**PROBLEM TO SOLVE:** An exact copy of all the data below is needed.

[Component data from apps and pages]
* * * * *
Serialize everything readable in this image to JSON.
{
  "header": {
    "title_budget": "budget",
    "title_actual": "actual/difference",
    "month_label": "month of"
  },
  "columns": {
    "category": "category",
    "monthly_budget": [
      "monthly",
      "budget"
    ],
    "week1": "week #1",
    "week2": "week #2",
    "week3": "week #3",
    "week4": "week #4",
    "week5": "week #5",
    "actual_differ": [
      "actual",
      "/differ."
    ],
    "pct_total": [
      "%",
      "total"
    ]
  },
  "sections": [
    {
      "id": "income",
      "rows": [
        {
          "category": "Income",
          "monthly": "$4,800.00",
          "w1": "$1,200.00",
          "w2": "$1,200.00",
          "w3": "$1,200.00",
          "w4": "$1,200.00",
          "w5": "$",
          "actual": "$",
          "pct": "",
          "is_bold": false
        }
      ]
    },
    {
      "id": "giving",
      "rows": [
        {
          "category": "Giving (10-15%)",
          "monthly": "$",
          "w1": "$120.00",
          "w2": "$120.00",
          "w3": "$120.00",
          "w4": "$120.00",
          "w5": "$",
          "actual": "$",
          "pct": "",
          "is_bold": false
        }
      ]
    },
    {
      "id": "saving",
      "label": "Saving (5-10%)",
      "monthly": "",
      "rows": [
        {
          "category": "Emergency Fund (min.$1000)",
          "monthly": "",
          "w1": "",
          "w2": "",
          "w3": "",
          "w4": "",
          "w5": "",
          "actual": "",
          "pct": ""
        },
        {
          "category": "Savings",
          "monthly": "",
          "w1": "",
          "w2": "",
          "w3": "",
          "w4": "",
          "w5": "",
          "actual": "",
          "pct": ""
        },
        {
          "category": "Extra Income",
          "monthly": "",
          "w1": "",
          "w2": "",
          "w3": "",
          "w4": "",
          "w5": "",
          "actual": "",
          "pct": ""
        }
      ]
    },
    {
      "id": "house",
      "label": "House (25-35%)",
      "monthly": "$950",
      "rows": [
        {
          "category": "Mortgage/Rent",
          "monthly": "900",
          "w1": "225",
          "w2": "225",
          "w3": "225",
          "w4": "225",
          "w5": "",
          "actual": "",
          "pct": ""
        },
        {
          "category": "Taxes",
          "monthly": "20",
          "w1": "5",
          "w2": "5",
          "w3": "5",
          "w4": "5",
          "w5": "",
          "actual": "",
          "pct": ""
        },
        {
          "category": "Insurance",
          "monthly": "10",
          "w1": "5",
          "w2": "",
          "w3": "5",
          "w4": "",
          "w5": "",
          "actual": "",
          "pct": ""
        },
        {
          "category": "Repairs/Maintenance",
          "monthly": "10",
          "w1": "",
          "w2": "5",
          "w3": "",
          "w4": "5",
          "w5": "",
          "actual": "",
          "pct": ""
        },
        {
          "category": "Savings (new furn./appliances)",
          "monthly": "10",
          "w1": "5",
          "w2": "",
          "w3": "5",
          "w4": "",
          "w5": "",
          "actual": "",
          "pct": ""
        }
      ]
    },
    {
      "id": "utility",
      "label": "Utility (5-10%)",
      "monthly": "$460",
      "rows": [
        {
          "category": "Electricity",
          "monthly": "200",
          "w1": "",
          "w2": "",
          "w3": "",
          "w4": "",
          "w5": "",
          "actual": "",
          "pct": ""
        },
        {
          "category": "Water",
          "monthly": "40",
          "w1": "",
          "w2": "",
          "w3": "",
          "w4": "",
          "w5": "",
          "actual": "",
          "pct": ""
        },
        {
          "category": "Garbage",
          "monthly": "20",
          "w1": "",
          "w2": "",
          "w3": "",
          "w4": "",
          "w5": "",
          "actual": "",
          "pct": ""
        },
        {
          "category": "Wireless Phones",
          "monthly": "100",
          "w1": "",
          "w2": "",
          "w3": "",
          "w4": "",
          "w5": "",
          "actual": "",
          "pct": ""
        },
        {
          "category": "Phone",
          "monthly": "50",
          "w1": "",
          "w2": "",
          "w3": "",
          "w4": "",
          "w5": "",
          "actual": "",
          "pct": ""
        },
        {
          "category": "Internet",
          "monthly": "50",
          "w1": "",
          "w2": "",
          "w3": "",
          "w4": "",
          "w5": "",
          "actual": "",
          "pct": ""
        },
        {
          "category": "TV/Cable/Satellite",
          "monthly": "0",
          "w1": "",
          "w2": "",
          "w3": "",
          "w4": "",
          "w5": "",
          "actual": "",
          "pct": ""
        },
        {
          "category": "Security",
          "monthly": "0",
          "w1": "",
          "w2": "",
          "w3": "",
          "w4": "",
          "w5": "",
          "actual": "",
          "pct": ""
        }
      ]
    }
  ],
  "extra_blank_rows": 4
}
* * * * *
**SOLUTION TO THE PROBLEM:**
Serialize everything readable in this image to JSON.
{
  "header": {
    "title_budget": "budget",
    "title_actual": "actual/difference",
    "month_label": "month of"
  },
  "columns": {
    "category": "category",
    "monthly_budget": [
      "monthly",
      "budget"
    ],
    "week1": "week #1",
    "week2": "week #2",
    "week3": "week #3",
    "week4": "week #4",
    "week5": "week #5",
    "actual_differ": [
      "actual",
      "/differ."
    ],
    "pct_total": [
      "%",
      "total"
    ]
  },
  "sections": [
    {
      "id": "income",
      "rows": [
        {
          "category": "Income",
          "monthly": "$4,800.00",
          "w1": "$1,200.00",
          "w2": "$1,200.00",
          "w3": "$1,200.00",
          "w4": "$1,200.00",
          "w5": "$",
          "actual": "$",
          "pct": "",
          "is_bold": false
        }
      ]
    },
    {
      "id": "giving",
      "rows": [
        {
          "category": "Giving (10-15%)",
          "monthly": "$",
          "w1": "$120.00",
          "w2": "$120.00",
          "w3": "$120.00",
          "w4": "$120.00",
          "w5": "$",
          "actual": "$",
          "pct": "",
          "is_bold": false
        }
      ]
    },
    {
      "id": "saving",
      "label": "Saving (5-10%)",
      "monthly": "",
      "rows": [
        {
          "category": "Emergency Fund (min.$1000)",
          "monthly": "",
          "w1": "",
          "w2": "",
          "w3": "",
          "w4": "",
          "w5": "",
          "actual": "",
          "pct": ""
        },
        {
          "category": "Savings",
          "monthly": "",
          "w1": "",
          "w2": "",
          "w3": "",
          "w4": "",
          "w5": "",
          "actual": "",
          "pct": ""
        },
        {
          "category": "Extra Income",
          "monthly": "",
          "w1": "",
          "w2": "",
          "w3": "",
          "w4": "",
          "w5": "",
          "actual": "",
          "pct": ""
        }
      ]
    },
    {
      "id": "house",
      "label": "House (25-35%)",
      "monthly": "$950",
      "rows": [
        {
          "category": "Mortgage/Rent",
          "monthly": "900",
          "w1": "225",
          "w2": "225",
          "w3": "225",
          "w4": "225",
          "w5": "",
          "actual": "",
          "pct": ""
        },
        {
          "category": "Taxes",
          "monthly": "20",
          "w1": "5",
          "w2": "5",
          "w3": "5",
          "w4": "5",
          "w5": "",
          "actual": "",
          "pct": ""
        },
        {
          "category": "Insurance",
          "monthly": "10",
          "w1": "5",
          "w2": "",
          "w3": "5",
          "w4": "",
          "w5": "",
          "actual": "",
          "pct": ""
        },
        {
          "category": "Repairs/Maintenance",
          "monthly": "10",
          "w1": "",
          "w2": "5",
          "w3": "",
          "w4": "5",
          "w5": "",
          "actual": "",
          "pct": ""
        },
        {
          "category": "Savings (new furn./appliances)",
          "monthly": "10",
          "w1": "5",
          "w2": "",
          "w3": "5",
          "w4": "",
          "w5": "",
          "actual": "",
          "pct": ""
        }
      ]
    },
    {
      "id": "utility",
      "label": "Utility (5-10%)",
      "monthly": "$460",
      "rows": [
        {
          "category": "Electricity",
          "monthly": "200",
          "w1": "",
          "w2": "",
          "w3": "",
          "w4": "",
          "w5": "",
          "actual": "",
          "pct": ""
        },
        {
          "category": "Water",
          "monthly": "40",
          "w1": "",
          "w2": "",
          "w3": "",
          "w4": "",
          "w5": "",
          "actual": "",
          "pct": ""
        },
        {
          "category": "Garbage",
          "monthly": "20",
          "w1": "",
          "w2": "",
          "w3": "",
          "w4": "",
          "w5": "",
          "actual": "",
          "pct": ""
        },
        {
          "category": "Wireless Phones",
          "monthly": "100",
          "w1": "",
          "w2": "",
          "w3": "",
          "w4": "",
          "w5": "",
          "actual": "",
          "pct": ""
        },
        {
          "category": "Phone",
          "monthly": "50",
          "w1": "",
          "w2": "",
          "w3": "",
          "w4": "",
          "w5": "",
          "actual": "",
          "pct": ""
        },
        {
          "category": "Internet",
          "monthly": "50",
          "w1": "",
          "w2": "",
          "w3": "",
          "w4": "",
          "w5": "",
          "actual": "",
          "pct": ""
        },
        {
          "category": "TV/Cable/Satellite",
          "monthly": "0",
          "w1": "",
          "w2": "",
          "w3": "",
          "w4": "",
          "w5": "",
          "actual": "",
          "pct": ""
        },
        {
          "category": "Security",
          "monthly": "0",
          "w1": "",
          "w2": "",
          "w3": "",
          "w4": "",
          "w5": "",
          "actual": "",
          "pct": ""
        }
      ]
    }
  ],
  "extra_blank_rows": 4
}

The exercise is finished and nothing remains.